The Daily Item, Sunbury, PA

October 8, 2013

Today's Rave: How early in life to peek inside DNA

By Lauren Neergaard
The Associated Press

— WASHINGTON - Little Amelia Sloan became a pioneer shortly after her birth.

The healthy baby is part of a large research project outside the nation's capital that is decoding the DNA of hundreds of infants. New parents in a few other cities soon can start signing up for smaller studies to explore what's called genome sequencing - fully mapping someone's genes to look for health risks - should become a part of newborn care.

It's full of ethical challenges.

Should parents be told only about childhood threats? Or would they also want to learn if their babies carried a key gene for, say, breast cancer after they're grown? Could knowing about future risks alter how a family treats an otherwise healthy youngster? And how accurate is this technology - could it raise too many false alarms?

This is the newest frontier in the genetic revolution: how early to peek into someone's DNA, and how to make use of this health forecast without causing needless worry.

"This was something that was looming over the horizon," said Dr. Alan Guttmacher, a pediatrician and geneticist who heads the National Institutes of Health's child health division. Last month, NIH announced a $25 million, five-year pilot project in four cities - Boston, San Francisco, Chapel Hill, N.C., and Kansas City, Mo. - to start answering some of the questions before the technology is widely offered for babies.

Today, the 4 million U.S. babies born annually have a heel pricked in the hospital, providing a spot of blood to be tested for signs of at least 30 rare diseases. This newborn screening catches several thousand affected babies each year in time for early treatment to prevent death, brain damage or other disabilities. It's considered one of the nation's most successful public health programs.

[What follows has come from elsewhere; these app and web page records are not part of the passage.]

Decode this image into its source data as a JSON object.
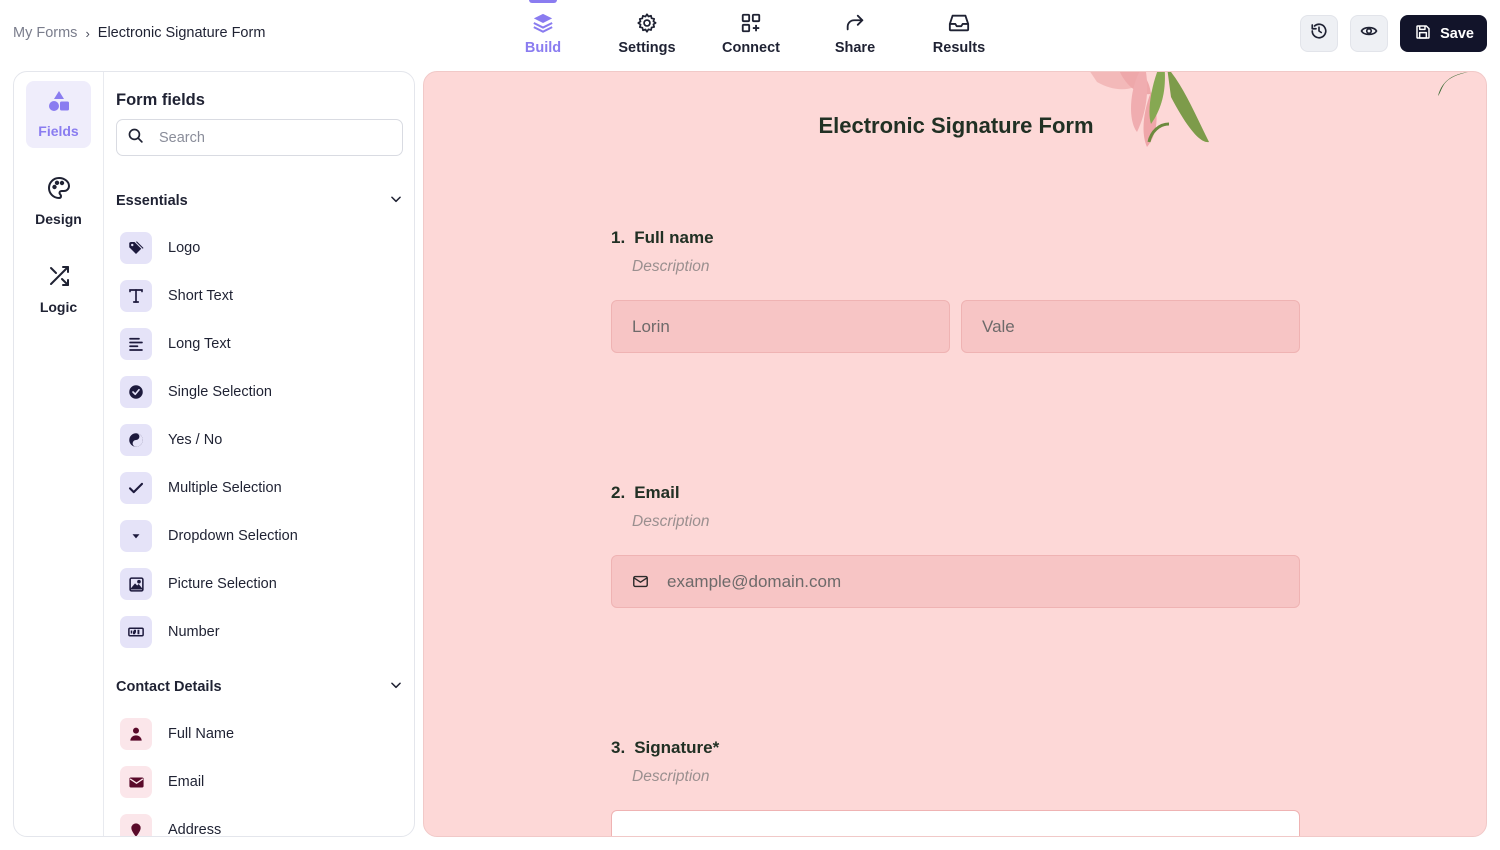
{
  "breadcrumb": {
    "parent": "My Forms",
    "separator": "›",
    "current": "Electronic Signature Form"
  },
  "topnav": [
    {
      "label": "Build",
      "icon": "layers-icon",
      "active": true
    },
    {
      "label": "Settings",
      "icon": "gear-icon"
    },
    {
      "label": "Connect",
      "icon": "grid-plus-icon"
    },
    {
      "label": "Share",
      "icon": "share-arrow-icon"
    },
    {
      "label": "Results",
      "icon": "inbox-icon"
    }
  ],
  "actions": {
    "history_icon": "history-icon",
    "preview_icon": "eye-icon",
    "save_label": "Save"
  },
  "rail": [
    {
      "label": "Fields",
      "icon": "shapes-icon",
      "active": true
    },
    {
      "label": "Design",
      "icon": "palette-icon"
    },
    {
      "label": "Logic",
      "icon": "shuffle-icon"
    }
  ],
  "fields_panel": {
    "title": "Form fields",
    "search_placeholder": "Search",
    "groups": [
      {
        "label": "Essentials",
        "items": [
          {
            "label": "Logo",
            "icon": "tag-icon"
          },
          {
            "label": "Short Text",
            "icon": "text-t-icon"
          },
          {
            "label": "Long Text",
            "icon": "align-left-icon"
          },
          {
            "label": "Single Selection",
            "icon": "check-circle-icon"
          },
          {
            "label": "Yes / No",
            "icon": "yin-yang-icon"
          },
          {
            "label": "Multiple Selection",
            "icon": "checkmark-icon"
          },
          {
            "label": "Dropdown Selection",
            "icon": "caret-down-icon"
          },
          {
            "label": "Picture Selection",
            "icon": "image-icon"
          },
          {
            "label": "Number",
            "icon": "number-input-icon"
          }
        ]
      },
      {
        "label": "Contact Details",
        "items": [
          {
            "label": "Full Name",
            "icon": "person-icon"
          },
          {
            "label": "Email",
            "icon": "envelope-icon"
          },
          {
            "label": "Address",
            "icon": "location-icon"
          }
        ]
      }
    ]
  },
  "form": {
    "title": "Electronic Signature Form",
    "questions": [
      {
        "number": "1.",
        "label": "Full name",
        "description": "Description",
        "inputs": [
          "Lorin",
          "Vale"
        ]
      },
      {
        "number": "2.",
        "label": "Email",
        "description": "Description",
        "placeholder": "example@domain.com"
      },
      {
        "number": "3.",
        "label": "Signature*",
        "description": "Description"
      }
    ]
  },
  "colors": {
    "accent": "#8a7cf0",
    "canvas": "#fdd8d7",
    "input": "#f7c5c5",
    "title": "#213024",
    "save_bg": "#12142a"
  }
}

A complete genetic blueprint would go well beyond what that newborn blood spot currently tells doctors and parents - allowing a search for potentially hundreds of other conditions, some that arise in childhood and some later, some preventable and some not.

Read full Associated Press story here.